Carter's library in Atlanta tells the story of the 39th president's administration. The town of Plains and the nearby farm tell the story of the place that made the man.
The 31/2-hour drive from Atlanta to Jimmy Carter's home town is a reminder of how far Plains is from Washington, in more ways than one. Just a few miles from Atlanta, you hit a gigantic farmer's market. A short while later, the highway begins to ribbon past miles of rich red dirt and white puffs of cotton left behind by picking machines.
Since the only guest house in Plains is closed until March, I head to the nearest big town -- Americus, population 18,000. It's nearly dark when we hit, just outside the town, a gas station plastered from top to bottom with handwritten Bible verses, most of them about God's ability to heal.
The next morning, I drive the 10 miles to Plains and enter the sanctuary of Maranatha Baptist Church. It might seat 250 people, if they aren't too stout. Some weeks, 800 or more people come and spill into the aisles and fellowship hall, where Carter's class is carried live on video.
The simple sanctuary with avocado green carpeting, which could have come from a 1960s basement rec room, holds just over 100 people this Sunday, a week before Christmas.
Rosalynn Carter, in a simple red dress, is already in church talking with friends when Jimmy Carter, wearing cowboy boots, brown slacks and a sports coat, arrives. He asks people who are new to the church to raise their hands and tell where they are from. Most hands go up.
He points and people respond: We're from Oklahoma, Japan, Illinois, Russia, Maine, Oregon, Australia, Korea.

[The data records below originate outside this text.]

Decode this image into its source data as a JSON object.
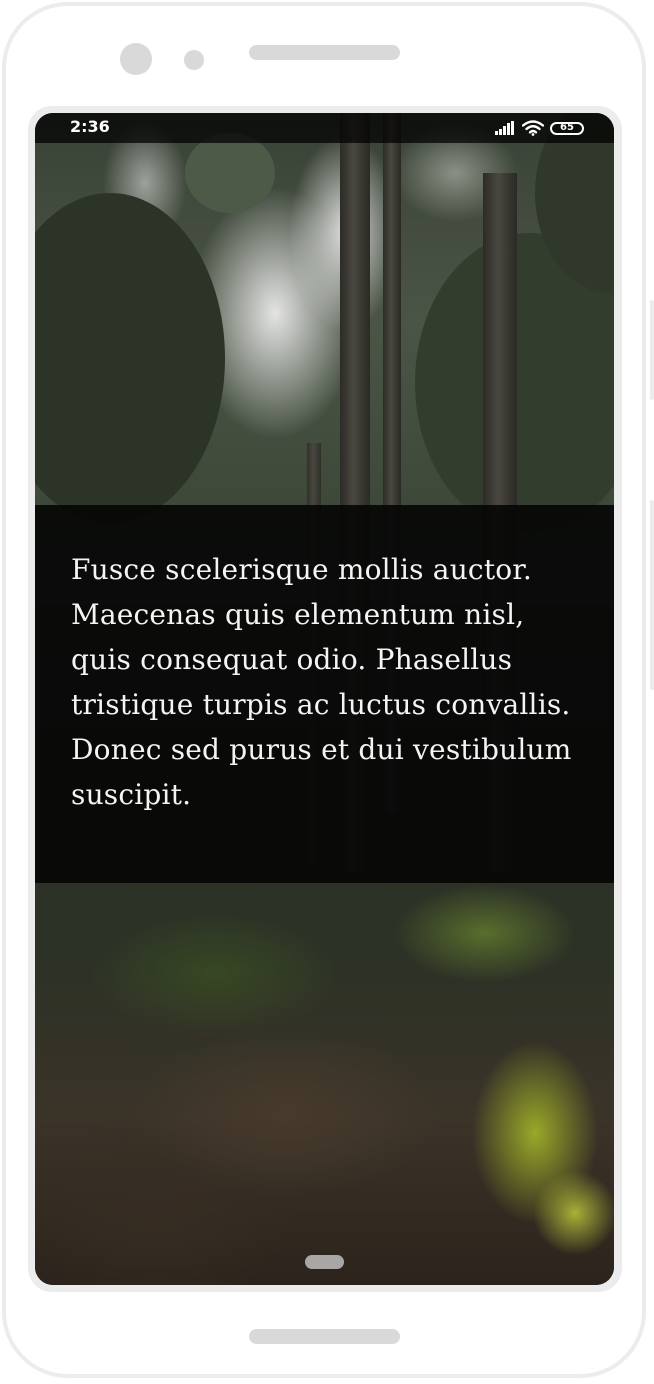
{
  "status_bar": {
    "time": "2:36",
    "battery_level": "65",
    "icons": [
      "signal-icon",
      "wifi-icon",
      "battery-icon"
    ]
  },
  "content": {
    "paragraph": "Fusce scelerisque mollis auctor. Maecenas quis elementum nisl, quis consequat odio. Phasellus tristique turpis ac luctus convallis. Donec sed purus et dui vestibulum suscipit."
  },
  "background": {
    "subject": "forest-path-image"
  },
  "colors": {
    "overlay": "#050505",
    "text": "#f4f4f4",
    "device_frame": "#ececec"
  }
}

Then Carter calls on my 8-year-old daughter, who says, "Washington, D.C."